▸ **Work to complete**
Find every line in the data that contains the word "image". Return each of those lines.

▸ **Dataset entries**

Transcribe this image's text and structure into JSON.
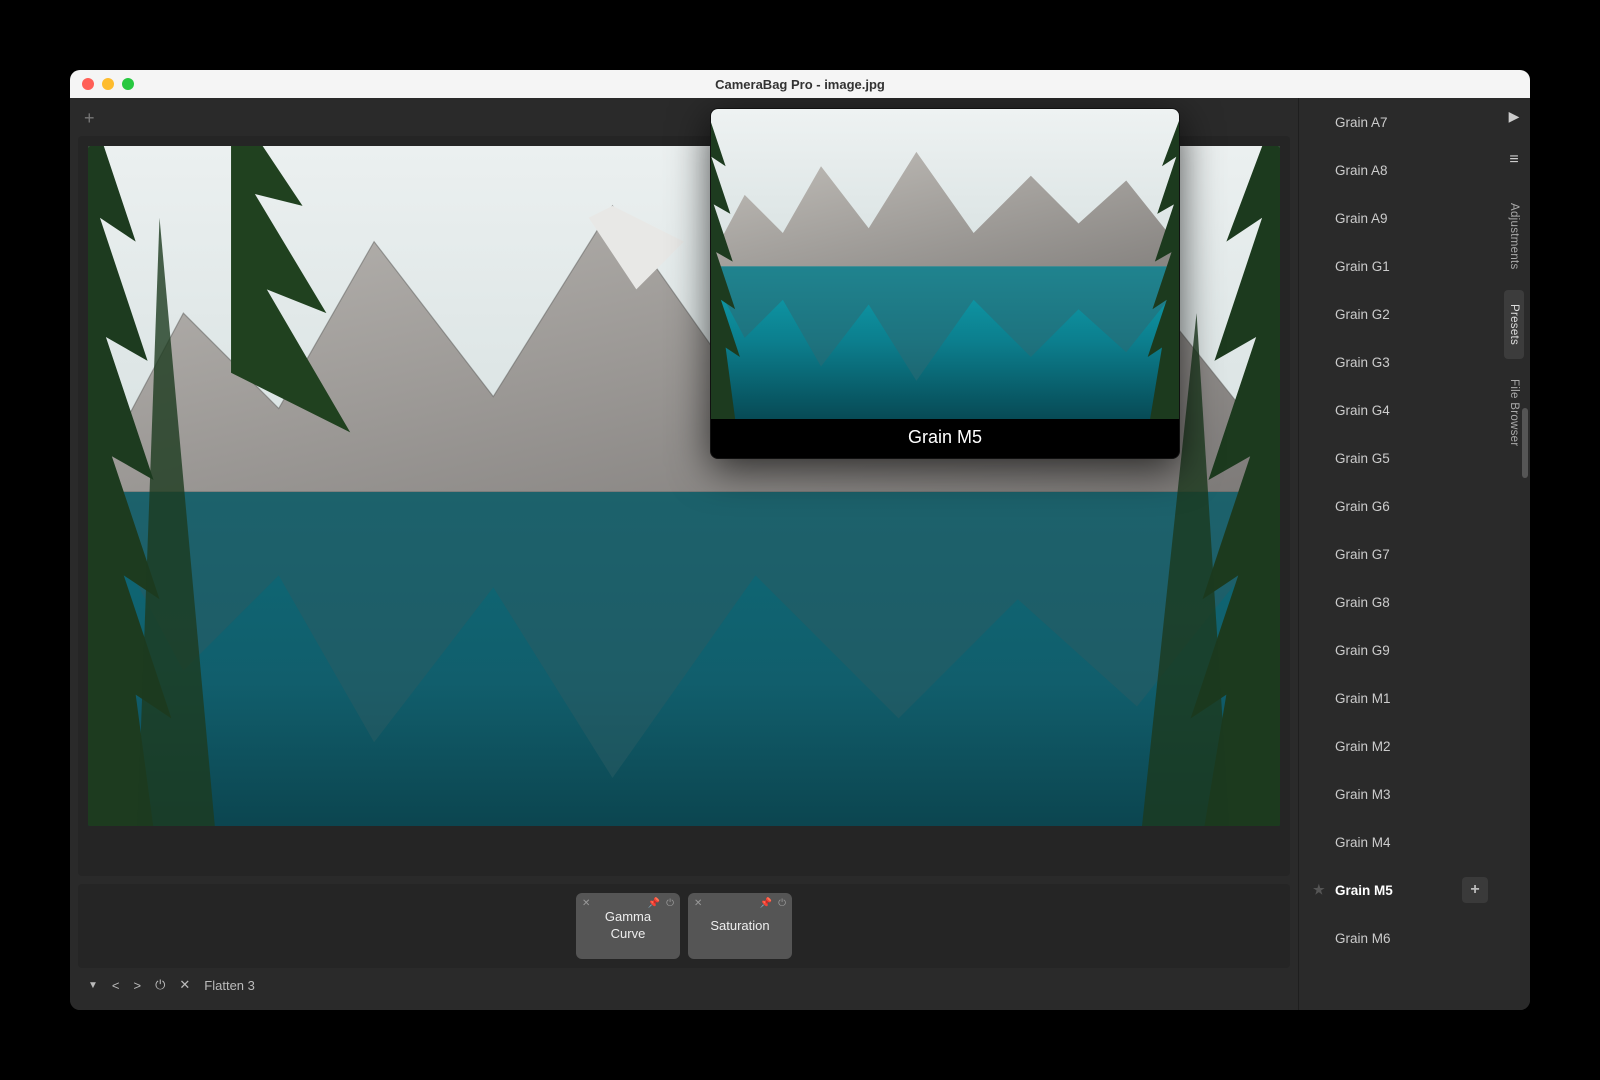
{
  "window": {
    "title": "CameraBag Pro - image.jpg"
  },
  "preview": {
    "label": "Grain M5"
  },
  "filters": {
    "chip1": "Gamma\nCurve",
    "chip2": "Saturation"
  },
  "bottombar": {
    "label": "Flatten 3"
  },
  "presets": {
    "items": [
      "Grain A7",
      "Grain A8",
      "Grain A9",
      "Grain G1",
      "Grain G2",
      "Grain G3",
      "Grain G4",
      "Grain G5",
      "Grain G6",
      "Grain G7",
      "Grain G8",
      "Grain G9",
      "Grain M1",
      "Grain M2",
      "Grain M3",
      "Grain M4",
      "Grain M5",
      "Grain M6"
    ],
    "selected": "Grain M5"
  },
  "sidetabs": {
    "adjustments": "Adjustments",
    "presets": "Presets",
    "filebrowser": "File Browser"
  }
}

▸ **Response for this exercise**
Transcribe this image's text and structure into JSON.
    "title": "CameraBag Pro - image.jpg"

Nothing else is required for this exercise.